Newman agrees that the job market is tight but says the firm is still being reasonably successful in recruiting people, who come from a variety of places - some from the Big Four. 'I think they are sick of being treated as a commodity and want a bit of balance back in their lives,' he comments.Oxera opportunities
It's not just on recruitment issues that BDO has come under the spotlight when it comes to competition with the Big Four.
Publication of the Oxera report in April, which explores why the Big Four have the large listed company audit market pretty much sewn up, has led to much discussion about the mid tier's enthusiasm for large company audits. Naturally, much attention has been focused on BDO, and its slightly larger rival Grant Thornton, the two biggest firms outside the Big Four.

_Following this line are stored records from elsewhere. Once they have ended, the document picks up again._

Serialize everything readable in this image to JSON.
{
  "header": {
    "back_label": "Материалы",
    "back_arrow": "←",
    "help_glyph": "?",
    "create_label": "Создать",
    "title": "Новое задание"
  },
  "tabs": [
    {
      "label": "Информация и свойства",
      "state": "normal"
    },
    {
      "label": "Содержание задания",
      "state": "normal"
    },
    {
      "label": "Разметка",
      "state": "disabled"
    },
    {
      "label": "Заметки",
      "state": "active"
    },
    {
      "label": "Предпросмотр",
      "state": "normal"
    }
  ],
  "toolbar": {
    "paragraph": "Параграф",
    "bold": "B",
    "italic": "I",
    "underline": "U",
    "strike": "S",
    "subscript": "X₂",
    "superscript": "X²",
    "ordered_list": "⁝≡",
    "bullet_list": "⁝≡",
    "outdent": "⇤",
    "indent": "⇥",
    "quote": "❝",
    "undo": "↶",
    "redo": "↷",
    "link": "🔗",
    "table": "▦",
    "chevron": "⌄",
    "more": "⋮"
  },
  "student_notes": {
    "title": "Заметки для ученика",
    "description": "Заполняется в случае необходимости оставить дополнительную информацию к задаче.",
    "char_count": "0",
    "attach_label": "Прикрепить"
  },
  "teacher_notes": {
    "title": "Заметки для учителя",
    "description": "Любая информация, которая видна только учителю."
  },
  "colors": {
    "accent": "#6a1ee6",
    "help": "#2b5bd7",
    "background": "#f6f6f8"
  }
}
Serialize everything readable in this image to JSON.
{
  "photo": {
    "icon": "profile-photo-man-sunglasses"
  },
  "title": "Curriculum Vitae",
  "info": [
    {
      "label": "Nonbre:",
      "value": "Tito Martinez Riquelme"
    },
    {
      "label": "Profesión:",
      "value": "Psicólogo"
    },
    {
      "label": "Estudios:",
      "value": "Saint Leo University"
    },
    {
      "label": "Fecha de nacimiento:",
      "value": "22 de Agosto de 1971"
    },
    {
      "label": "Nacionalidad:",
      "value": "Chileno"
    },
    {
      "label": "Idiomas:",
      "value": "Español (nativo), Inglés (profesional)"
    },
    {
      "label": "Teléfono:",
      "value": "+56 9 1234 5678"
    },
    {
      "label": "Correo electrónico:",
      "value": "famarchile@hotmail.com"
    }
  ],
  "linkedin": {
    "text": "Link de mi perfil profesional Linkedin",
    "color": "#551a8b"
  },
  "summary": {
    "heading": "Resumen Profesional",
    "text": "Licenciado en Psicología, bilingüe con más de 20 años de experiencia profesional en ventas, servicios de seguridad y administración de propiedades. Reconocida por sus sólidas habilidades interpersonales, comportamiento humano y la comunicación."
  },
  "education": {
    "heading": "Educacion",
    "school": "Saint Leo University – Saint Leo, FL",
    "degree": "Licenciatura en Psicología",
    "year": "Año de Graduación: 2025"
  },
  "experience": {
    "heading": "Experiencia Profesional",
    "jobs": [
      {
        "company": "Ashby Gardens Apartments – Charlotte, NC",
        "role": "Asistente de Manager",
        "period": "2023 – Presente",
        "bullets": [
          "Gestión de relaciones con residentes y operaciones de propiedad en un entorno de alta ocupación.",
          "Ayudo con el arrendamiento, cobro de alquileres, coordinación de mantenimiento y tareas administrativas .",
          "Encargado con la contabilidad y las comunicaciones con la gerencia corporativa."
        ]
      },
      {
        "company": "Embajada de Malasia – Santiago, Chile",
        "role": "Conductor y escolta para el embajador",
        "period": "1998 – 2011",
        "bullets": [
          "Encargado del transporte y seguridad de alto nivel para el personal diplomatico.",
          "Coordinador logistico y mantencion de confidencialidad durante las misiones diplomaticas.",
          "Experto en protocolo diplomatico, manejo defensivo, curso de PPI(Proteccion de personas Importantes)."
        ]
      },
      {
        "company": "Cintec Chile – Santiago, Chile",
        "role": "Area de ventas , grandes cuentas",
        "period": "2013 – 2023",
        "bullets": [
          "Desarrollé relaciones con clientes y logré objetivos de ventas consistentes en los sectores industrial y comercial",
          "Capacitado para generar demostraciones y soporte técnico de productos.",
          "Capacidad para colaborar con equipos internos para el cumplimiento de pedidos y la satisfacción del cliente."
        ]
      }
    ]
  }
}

Newman says that Oxera gives BDO an opportunity to engage more heavily with finance directors and non-executive directors in the FTSE 350, whose perceptions of auditors outside the Big Four may be improved by the report. But he does not expect radical change as a result. 'As a target I have said that we need to get the number of FTSE 350 audit clients into double figures - we've got half-a-dozen or so now.'
He emphasises, however, that the firm's tax partners already have significant numbers of clients in the FTSE 100 and FTSE 350. 'The most sparkling element of our business at the moment is our tax practice. That's the fastest-growing element.' The fact that, in contrast to the situation with auditors, FTSE companies don't have to disclose their tax advisers has probably helped this, he says. He also argues that the firm has benefited at the expense of rivals that have historically been more involved in esoteric planning schemes and packaged tax schemes, which have suffered under the chancellor's anti-avoidance crackdown.
Assurance is doing well and he describes the performance of the firm's corporate finance department as 'stunning'. 'The corporate finance market is fairly buoyant and I believe it will remain so,' he says. London's capital markets, he observes, are benefiting from the UK's lighter touch regulation, especially compared with the US. And private equity investors over the last few years will be needing exits.
So are there any clouds on the horizon? 'The biggest issue we face is the extent to which the Big Four will choose to re-engage with the mid-corporate marketplace,' he says.
'That might not happen if they get wrapped up with their new consultancy businesses - or whatever the appropriate phrase is. If they invest so much time in that and they start to get their relative growth there, they will leave the mid-corporate market to us. Nevertheless, I think there will be an element of re-engagement with them.'RESULTS AT A GLANCE
(Due to the timing of Accountancy's publication, BDO has estimated its annual figures to 30 June 2006)VITAL STATISTICS
|Annual fee income:||£275m*|
|No of UK offices:||15|
|No of partners:||225|
|No of female partners:||16|
|No of staff (excluding partners):||2,600 (approx)|
|No of trainees:||420 (approx)|
* This is an estimate for year ended 30 June 2006THE RIVALS
Most recently available annual fee income
|Ernst & Young||£945m|
|BDO Stoy Hayward||£275m*|
|Smith & Williamson||£137m|
* Estimated for year ended 30 June 2006FIRM HISTORY
1903 Fred Stoy founds Stoy & Co
1919 Jack Hayward joins him. After the Second World War, Stoy Hayward & Co relocates to London's West End and develops client base in emerging industries, notably retail and property
1992 Merger with Finnie & Co
1994 Union with 13 BDO Binder Hamlyn offices, changes name to BDO Stoy Hayward, joins BDO International
2002 Becomes single national partnership
2004 Converts to LLP status.